(Working data begins)

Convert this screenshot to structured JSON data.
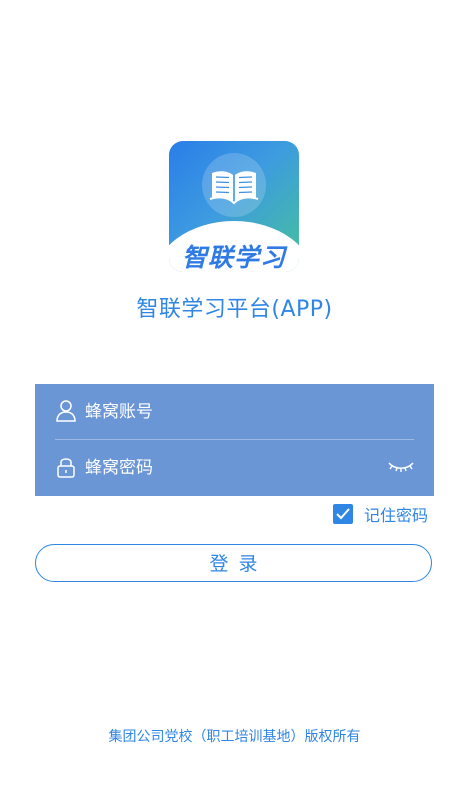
{
  "logo": {
    "text": "智联学习",
    "icon": "book-icon"
  },
  "app_title": "智联学习平台(APP)",
  "form": {
    "account_placeholder": "蜂窝账号",
    "password_placeholder": "蜂窝密码",
    "account_icon": "user-icon",
    "password_icon": "lock-icon",
    "visibility_icon": "eye-closed-icon"
  },
  "remember": {
    "label": "记住密码",
    "checked": true
  },
  "login_button": "登录",
  "footer": "集团公司党校（职工培训基地）版权所有",
  "colors": {
    "accent": "#2f86e4",
    "panel": "#6b96d6"
  }
}
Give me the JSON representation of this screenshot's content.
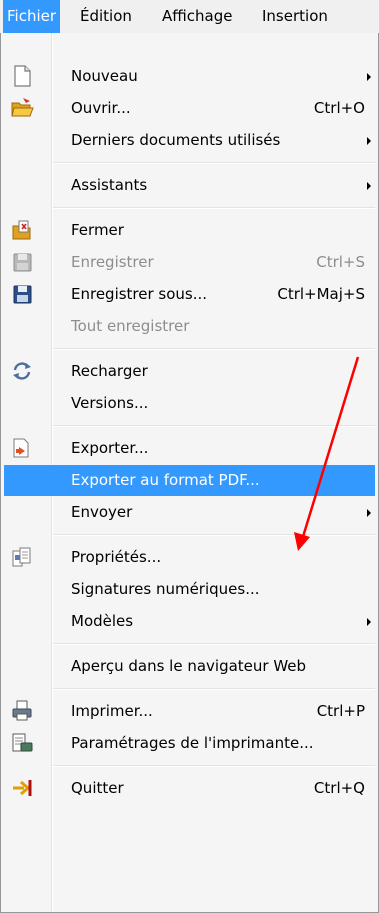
{
  "menubar": {
    "items": [
      {
        "label": "Fichier"
      },
      {
        "label": "Édition"
      },
      {
        "label": "Affichage"
      },
      {
        "label": "Insertion"
      }
    ]
  },
  "menu": {
    "items": [
      {
        "label": "Nouveau",
        "icon": "new-document-icon"
      },
      {
        "label": "Ouvrir...",
        "shortcut": "Ctrl+O",
        "icon": "open-folder-icon"
      },
      {
        "label": "Derniers documents utilisés"
      },
      {
        "label": "Assistants"
      },
      {
        "label": "Fermer",
        "icon": "close-document-icon"
      },
      {
        "label": "Enregistrer",
        "shortcut": "Ctrl+S",
        "icon": "save-icon",
        "state": "disabled"
      },
      {
        "label": "Enregistrer sous...",
        "shortcut": "Ctrl+Maj+S",
        "icon": "save-as-icon"
      },
      {
        "label": "Tout enregistrer",
        "state": "disabled"
      },
      {
        "label": "Recharger",
        "icon": "reload-icon"
      },
      {
        "label": "Versions..."
      },
      {
        "label": "Exporter...",
        "icon": "export-icon"
      },
      {
        "label": "Exporter au format PDF...",
        "state": "highlighted"
      },
      {
        "label": "Envoyer"
      },
      {
        "label": "Propriétés...",
        "icon": "properties-icon"
      },
      {
        "label": "Signatures numériques..."
      },
      {
        "label": "Modèles"
      },
      {
        "label": "Aperçu dans le navigateur Web"
      },
      {
        "label": "Imprimer...",
        "shortcut": "Ctrl+P",
        "icon": "printer-icon"
      },
      {
        "label": "Paramétrages de l'imprimante...",
        "icon": "printer-settings-icon"
      },
      {
        "label": "Quitter",
        "shortcut": "Ctrl+Q",
        "icon": "exit-icon"
      }
    ]
  },
  "colors": {
    "highlight": "#3399ff",
    "annotation_arrow": "#ff0000",
    "disabled_text": "#8d8d8d"
  }
}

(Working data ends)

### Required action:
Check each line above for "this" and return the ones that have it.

### Exercise output:
Convert this screenshot to structured JSON data.
Give me the JSON representation of this screenshot's content.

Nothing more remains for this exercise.